Viviane: If I could go back in time, I would tell myself that it’s important to be a prolific writer. I spent my first three years of serious children’s writing on one picture book manuscript. At the end of three years, I had one submission-ready story (which hasn’t sold yet!), but one of my critique partners had written many stories within that same time period – and she got published! Quality is important, but if publication is your goal, it’s best to work on several ideas at a time.
Me: Describe the spot in your home where you write and at what time of day you write best.
Viviane: I get a lot of first drafts done at a nearby Barnes & Noble where I meet up with a writing buddy. It’s very inspirational to be surrounded by books and it’s also great to have someone you can bounce ideas off of while writing. I also love sprawling out on the floor of my den, in front of large floor to ceiling windows, and writing there. I write best in the morning or daytime.
Me: What inspired the idea for your debut picture book, Teach Your Giraffe To Ski?
Viviane: I got the idea for a ski story during my family’s very first ski trip. My kindergartener and preschooler helped pack, so a menagerie of stuffed animals joined us on the trip. During the day we took lessons and at night the stuffed animals became “jumping ski champions,” sliding down pillows and leaping through the air. My husband and I started making a lot of jokes about the skiing giraffe, which made our kids laugh.

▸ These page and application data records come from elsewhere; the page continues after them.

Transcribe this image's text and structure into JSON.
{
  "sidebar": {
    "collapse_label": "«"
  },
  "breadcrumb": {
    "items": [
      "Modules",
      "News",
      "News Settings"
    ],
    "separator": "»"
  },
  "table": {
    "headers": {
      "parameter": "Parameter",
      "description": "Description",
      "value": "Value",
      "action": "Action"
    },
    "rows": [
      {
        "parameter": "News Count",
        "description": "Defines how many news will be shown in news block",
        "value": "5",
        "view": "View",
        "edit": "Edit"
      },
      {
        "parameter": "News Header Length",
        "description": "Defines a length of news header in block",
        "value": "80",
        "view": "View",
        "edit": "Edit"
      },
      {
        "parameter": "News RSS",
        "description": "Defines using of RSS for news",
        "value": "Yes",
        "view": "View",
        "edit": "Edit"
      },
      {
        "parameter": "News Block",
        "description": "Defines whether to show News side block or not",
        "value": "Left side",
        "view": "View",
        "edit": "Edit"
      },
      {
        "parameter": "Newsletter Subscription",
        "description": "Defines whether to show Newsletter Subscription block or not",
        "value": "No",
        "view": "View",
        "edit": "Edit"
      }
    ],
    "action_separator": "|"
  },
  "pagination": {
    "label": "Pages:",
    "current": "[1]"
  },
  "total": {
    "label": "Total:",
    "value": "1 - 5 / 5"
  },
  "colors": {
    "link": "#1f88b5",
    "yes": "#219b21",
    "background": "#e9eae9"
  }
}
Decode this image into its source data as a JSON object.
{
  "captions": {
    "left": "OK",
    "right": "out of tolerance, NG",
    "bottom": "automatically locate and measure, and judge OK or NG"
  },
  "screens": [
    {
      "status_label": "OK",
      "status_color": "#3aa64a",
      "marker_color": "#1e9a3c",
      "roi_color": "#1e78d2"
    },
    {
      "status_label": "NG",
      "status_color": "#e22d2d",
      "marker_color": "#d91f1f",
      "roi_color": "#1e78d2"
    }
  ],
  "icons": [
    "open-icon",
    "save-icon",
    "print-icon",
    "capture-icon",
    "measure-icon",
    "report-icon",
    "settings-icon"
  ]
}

After my book was acquired, my editor suggested digging deeper to better bring out the little boy’s fears of the big scary slope. To do this, I reflected back on my own experiences. I learned to ski at the same time as my kids. They were fearless and I was scared. After getting lessons, we took the kids on the ski lift to the top of a green slope (an easy slope). It was so much bigger than the bunny hill. I remember looking downhill and being petrified. I couldn’t move. But the kids took off. Obviously, I had to follow. And it turned out to be fun!
Me: How long did it take you to write this book?
Viviane: From the time I got the idea to the moment the publishing house said it was “ready” it took nearly 4 years. I spent about 2 years on it before querying it.
Me: Were there any surprises along the way from the point you started writing your book to the moment it was published?
Viviane: Yes, there were a lot of surprises. The first surprise was when I took my manuscript to an SCBWI conference critique and met an editor, Annie Nybo, who loved the story and who asked me to submit to her. (I was expecting her to give me lots of suggestions for improvement, but I was not expecting a submission request!). I sent the manuscript off and heard nothing. Months later, when I decided to nudge, I discovered Annie Nybo had left her publishing house. More months passed, and one day my friend texted to tell me that Annie Nybo had joined Albert Whitman. So I emailed her. I wasn’t sure she would remember my manuscript, so I attached a copy in the nudge email. To my amazement, she responded the next day with an offer.
Me: What is the takeaway message you hope readers hold on to after reading your book?
Viviane: Be adventurous and try new things.
Me: What is your favorite moment or page in your book?
Viviane: It’s tough to pick a favorite moment, but I love the illustration of the little boy hugging his giraffe.
Me: Can you share something interesting most people don’t know about you?
Viviane: I’ve seen giraffes in 6 different zoos – Columbia SC, Atlanta GA, Ashboro NC, Bordeux-Pessac zoo in France, Zoo-Parc de Beauval in France and Singapore Zoo in Singapore.
Thank you, Viviane, I enjoyed having you here today.
Vivian’s book will be available on November first.
Amazon link to Viviane’s book can be found HERE.
Visit Viviane Elbee’s website HERE.
Until next Friday.